Website and app data records:
◇ ◇ ◇ ◇ ◇ ◇ ◇

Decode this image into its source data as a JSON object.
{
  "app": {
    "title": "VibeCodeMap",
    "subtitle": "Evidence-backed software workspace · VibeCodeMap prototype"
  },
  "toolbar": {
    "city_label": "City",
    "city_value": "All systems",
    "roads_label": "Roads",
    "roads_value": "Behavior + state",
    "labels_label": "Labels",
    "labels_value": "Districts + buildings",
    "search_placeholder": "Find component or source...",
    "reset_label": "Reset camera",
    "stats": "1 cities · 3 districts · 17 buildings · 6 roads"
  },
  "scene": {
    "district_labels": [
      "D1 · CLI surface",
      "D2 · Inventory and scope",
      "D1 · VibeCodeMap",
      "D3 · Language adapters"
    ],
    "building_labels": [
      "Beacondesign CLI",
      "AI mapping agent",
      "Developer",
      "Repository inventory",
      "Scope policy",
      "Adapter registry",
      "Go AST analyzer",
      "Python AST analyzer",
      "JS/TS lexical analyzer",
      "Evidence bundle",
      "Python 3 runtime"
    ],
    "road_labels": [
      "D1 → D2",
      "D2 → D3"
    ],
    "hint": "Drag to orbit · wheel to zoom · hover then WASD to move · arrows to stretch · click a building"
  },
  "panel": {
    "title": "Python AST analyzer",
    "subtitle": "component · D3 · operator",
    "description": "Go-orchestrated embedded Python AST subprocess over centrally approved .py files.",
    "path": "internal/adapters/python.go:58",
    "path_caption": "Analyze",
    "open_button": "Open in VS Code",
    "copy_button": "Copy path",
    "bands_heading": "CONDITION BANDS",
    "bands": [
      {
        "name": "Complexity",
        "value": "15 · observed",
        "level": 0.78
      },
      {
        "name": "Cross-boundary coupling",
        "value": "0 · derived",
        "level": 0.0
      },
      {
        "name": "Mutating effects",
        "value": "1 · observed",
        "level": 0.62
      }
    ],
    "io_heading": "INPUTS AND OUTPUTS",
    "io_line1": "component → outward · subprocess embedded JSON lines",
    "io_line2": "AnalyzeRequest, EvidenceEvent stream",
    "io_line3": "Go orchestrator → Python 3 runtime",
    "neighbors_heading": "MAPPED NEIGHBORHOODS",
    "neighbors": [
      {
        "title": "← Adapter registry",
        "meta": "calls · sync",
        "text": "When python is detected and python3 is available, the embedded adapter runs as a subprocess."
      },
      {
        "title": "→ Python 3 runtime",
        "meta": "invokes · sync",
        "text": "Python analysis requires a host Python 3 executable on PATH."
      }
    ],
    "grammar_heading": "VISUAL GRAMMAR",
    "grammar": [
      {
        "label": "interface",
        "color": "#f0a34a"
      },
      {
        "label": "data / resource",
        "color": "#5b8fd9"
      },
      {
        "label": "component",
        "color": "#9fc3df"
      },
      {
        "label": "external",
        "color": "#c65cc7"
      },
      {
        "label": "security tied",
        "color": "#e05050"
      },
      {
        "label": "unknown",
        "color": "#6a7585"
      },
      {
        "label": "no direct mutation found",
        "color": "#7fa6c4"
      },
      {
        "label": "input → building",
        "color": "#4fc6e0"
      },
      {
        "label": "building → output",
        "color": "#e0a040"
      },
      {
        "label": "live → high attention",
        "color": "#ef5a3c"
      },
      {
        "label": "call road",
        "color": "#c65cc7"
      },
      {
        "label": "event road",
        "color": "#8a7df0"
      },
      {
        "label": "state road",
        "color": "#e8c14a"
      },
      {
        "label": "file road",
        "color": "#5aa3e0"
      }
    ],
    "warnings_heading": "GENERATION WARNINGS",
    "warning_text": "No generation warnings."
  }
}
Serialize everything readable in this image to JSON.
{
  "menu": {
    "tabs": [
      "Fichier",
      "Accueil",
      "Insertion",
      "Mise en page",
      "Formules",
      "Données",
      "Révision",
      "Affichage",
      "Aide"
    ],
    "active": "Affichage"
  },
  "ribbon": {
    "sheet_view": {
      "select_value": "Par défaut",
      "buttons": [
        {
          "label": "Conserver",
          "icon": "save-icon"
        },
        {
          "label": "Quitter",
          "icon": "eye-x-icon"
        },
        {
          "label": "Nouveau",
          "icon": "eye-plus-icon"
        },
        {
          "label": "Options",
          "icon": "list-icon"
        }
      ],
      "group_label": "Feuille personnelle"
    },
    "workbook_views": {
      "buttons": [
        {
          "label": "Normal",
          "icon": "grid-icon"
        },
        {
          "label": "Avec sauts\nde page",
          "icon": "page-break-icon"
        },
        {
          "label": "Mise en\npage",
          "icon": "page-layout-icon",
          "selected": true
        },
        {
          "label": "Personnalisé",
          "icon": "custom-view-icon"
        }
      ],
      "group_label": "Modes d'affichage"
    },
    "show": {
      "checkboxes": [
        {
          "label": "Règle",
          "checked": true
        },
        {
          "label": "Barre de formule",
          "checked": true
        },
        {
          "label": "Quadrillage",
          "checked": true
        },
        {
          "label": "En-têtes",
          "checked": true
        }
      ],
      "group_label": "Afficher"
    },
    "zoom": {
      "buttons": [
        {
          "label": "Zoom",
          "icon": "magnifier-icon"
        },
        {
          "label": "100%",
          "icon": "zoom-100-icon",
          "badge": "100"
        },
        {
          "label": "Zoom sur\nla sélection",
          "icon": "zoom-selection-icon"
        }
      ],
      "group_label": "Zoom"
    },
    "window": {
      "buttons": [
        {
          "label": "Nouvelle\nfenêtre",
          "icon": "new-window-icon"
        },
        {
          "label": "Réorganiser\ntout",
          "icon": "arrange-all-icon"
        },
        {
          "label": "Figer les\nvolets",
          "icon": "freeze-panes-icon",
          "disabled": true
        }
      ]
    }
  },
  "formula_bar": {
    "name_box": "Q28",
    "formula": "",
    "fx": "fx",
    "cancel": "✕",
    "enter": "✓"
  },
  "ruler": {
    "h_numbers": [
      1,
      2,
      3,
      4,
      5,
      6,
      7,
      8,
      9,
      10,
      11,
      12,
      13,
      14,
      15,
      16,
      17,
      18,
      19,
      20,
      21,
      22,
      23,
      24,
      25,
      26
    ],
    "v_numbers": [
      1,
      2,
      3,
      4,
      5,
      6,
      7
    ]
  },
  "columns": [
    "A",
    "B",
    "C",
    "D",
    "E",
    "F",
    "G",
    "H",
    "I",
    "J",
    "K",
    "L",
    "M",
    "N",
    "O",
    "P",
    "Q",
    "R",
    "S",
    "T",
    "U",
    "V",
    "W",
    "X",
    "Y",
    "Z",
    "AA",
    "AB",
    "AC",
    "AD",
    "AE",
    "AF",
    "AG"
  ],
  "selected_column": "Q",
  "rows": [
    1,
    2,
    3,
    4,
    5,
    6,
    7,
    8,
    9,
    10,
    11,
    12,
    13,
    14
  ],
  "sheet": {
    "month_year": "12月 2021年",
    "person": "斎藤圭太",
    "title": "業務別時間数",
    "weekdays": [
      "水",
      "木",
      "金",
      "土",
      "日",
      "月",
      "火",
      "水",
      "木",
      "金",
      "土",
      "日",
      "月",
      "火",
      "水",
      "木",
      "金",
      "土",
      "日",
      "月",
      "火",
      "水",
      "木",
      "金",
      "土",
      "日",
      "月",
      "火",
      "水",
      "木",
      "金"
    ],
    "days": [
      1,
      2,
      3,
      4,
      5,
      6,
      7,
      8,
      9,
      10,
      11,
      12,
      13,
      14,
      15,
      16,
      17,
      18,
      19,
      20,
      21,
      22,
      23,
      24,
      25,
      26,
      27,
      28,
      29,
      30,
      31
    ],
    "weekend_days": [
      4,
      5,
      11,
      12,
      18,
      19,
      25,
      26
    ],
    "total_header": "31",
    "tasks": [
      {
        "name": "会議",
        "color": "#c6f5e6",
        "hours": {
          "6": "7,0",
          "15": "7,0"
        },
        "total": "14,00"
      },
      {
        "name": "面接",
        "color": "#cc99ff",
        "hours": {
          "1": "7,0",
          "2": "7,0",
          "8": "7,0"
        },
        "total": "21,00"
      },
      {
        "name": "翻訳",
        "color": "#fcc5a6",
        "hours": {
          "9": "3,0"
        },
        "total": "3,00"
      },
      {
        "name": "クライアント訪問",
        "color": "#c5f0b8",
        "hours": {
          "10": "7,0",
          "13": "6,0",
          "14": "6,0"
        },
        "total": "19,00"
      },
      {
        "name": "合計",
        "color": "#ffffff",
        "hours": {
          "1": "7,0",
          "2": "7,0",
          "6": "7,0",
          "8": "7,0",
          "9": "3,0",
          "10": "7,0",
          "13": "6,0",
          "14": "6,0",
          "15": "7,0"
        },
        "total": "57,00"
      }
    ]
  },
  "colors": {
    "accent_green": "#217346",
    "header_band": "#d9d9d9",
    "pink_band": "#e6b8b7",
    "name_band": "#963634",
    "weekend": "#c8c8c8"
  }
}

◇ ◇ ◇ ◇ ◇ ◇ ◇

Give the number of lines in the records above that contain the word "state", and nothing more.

2